This is #4 of my top 5 predictions for 2016. The prediction posts started December 27th and will be wrapping up on December 31st. #5DaysOfTrends
I’m on the fence about whether things are actually more dire than in the past OR if it’s our access to a 24/7 news cycle that has kept the mood so downbeat. However, if you’re a news junkie like me, who’s also addicted to twitter, the world can frequently seem to be spiraling out of control. But whatever the case, there definitely appears to be more craziness, mayhem and violence in the world.
Politically, the tone is so shrill and disrespectful, it makes you wonder who in their right mind would actually want to run for office. And with three-fourths of Americans unhappy with the way the US is governed, something is definitely amiss. Additionally, nearly 6 in 10 Americans currently feel that the “American Dream” is unattainable and that their children will be worse off than they were.
That said, people are definitely more engaged politically and that’s a positive I guess….
So, as we head into the 2016 election season, we have huge issues that need to be addressed. Read on below for the 3 that are most important to me:
1. Socio-political issues: ISIS and home-grown ISIS-sympathizers, mass shootings, gun control, race issues (#BLM), policing, crime and prison reform, homelessness, drugs, income inequality, and of course, the inability of our two political parties to work together on anything! Note: Mark Suster recently recommended an essay by David Frum that I found very insightful (especially from my perspective as a non-American). Per Suster: If you want a thoughtful essay on “what is really happening in American politics” this is the article for you. It’s a fascinating read and in my mind the first that has truly captured the complexity of our demographic shifts in voting. http://www.theatlantic.com/magazine/archive/2016/01/the-great-republican-revolt/419118/
2. Our crumbling infrastructure: where do I even start?? Arriving at any airport in New York feels like you’ve landed in a third world country. Roads, bridges, railroad tracks, subway systems are all in dismal shape as are most schools. As a bicyclist in NYC, I have never – in over 20 years – seen our roads in such disrepair.

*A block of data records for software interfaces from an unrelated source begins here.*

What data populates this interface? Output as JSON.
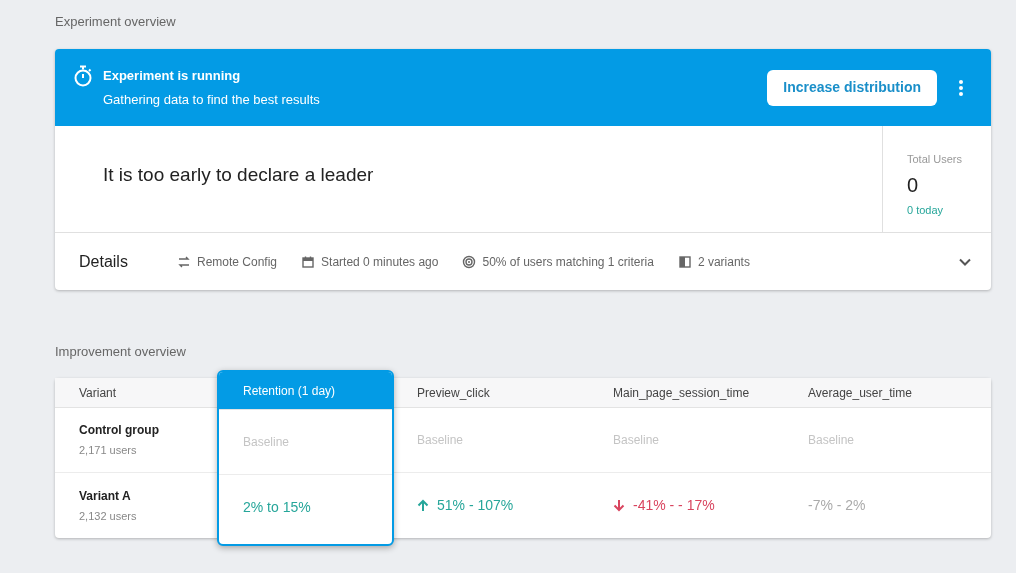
{
  "experiment_section": {
    "title": "Experiment overview"
  },
  "banner": {
    "title": "Experiment is running",
    "subtitle": "Gathering data to find the best results",
    "button": "Increase distribution"
  },
  "summary": {
    "headline": "It is too early to declare a leader",
    "total_users": {
      "label": "Total Users",
      "value": "0",
      "today": "0 today"
    }
  },
  "details": {
    "label": "Details",
    "expanded": false,
    "items": [
      {
        "kind": "config",
        "text": "Remote Config"
      },
      {
        "kind": "calendar",
        "text": "Started 0 minutes ago"
      },
      {
        "kind": "target",
        "text": "50% of users matching 1 criteria"
      },
      {
        "kind": "variants",
        "text": "2 variants"
      }
    ]
  },
  "improvement_section": {
    "title": "Improvement overview"
  },
  "table": {
    "columns": [
      {
        "label": "Variant",
        "selected": false
      },
      {
        "label": "Retention (1 day)",
        "selected": true
      },
      {
        "label": "Preview_click",
        "selected": false
      },
      {
        "label": "Main_page_session_time",
        "selected": false
      },
      {
        "label": "Average_user_time",
        "selected": false
      }
    ],
    "rows": [
      {
        "cells": [
          {
            "kind": "variant",
            "name": "Control group",
            "users": "2,171 users"
          },
          {
            "kind": "baseline",
            "text": "Baseline"
          },
          {
            "kind": "baseline",
            "text": "Baseline"
          },
          {
            "kind": "baseline",
            "text": "Baseline"
          },
          {
            "kind": "baseline",
            "text": "Baseline"
          }
        ]
      },
      {
        "cells": [
          {
            "kind": "variant",
            "name": "Variant A",
            "users": "2,132 users"
          },
          {
            "kind": "positive",
            "text": "2% to 15%"
          },
          {
            "kind": "positive",
            "increase": true,
            "text": "51% - 107%"
          },
          {
            "kind": "negative",
            "increase": false,
            "text": "-41% - - 17%"
          },
          {
            "kind": "neutral",
            "text": "-7% - 2%"
          }
        ]
      }
    ]
  }
}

3. America falling behind: Besides infrastructure, we’re also way behind other countries when it comes to our education system (especially in math and sciences), worker skills for new machinery and processes (e.g. almost 5 million jobs stand empty because employers can’t find skilled people to fill them), internet access/speed, and for a supposedly rich country, our homeless encampments and poverty rate are an embarrassment.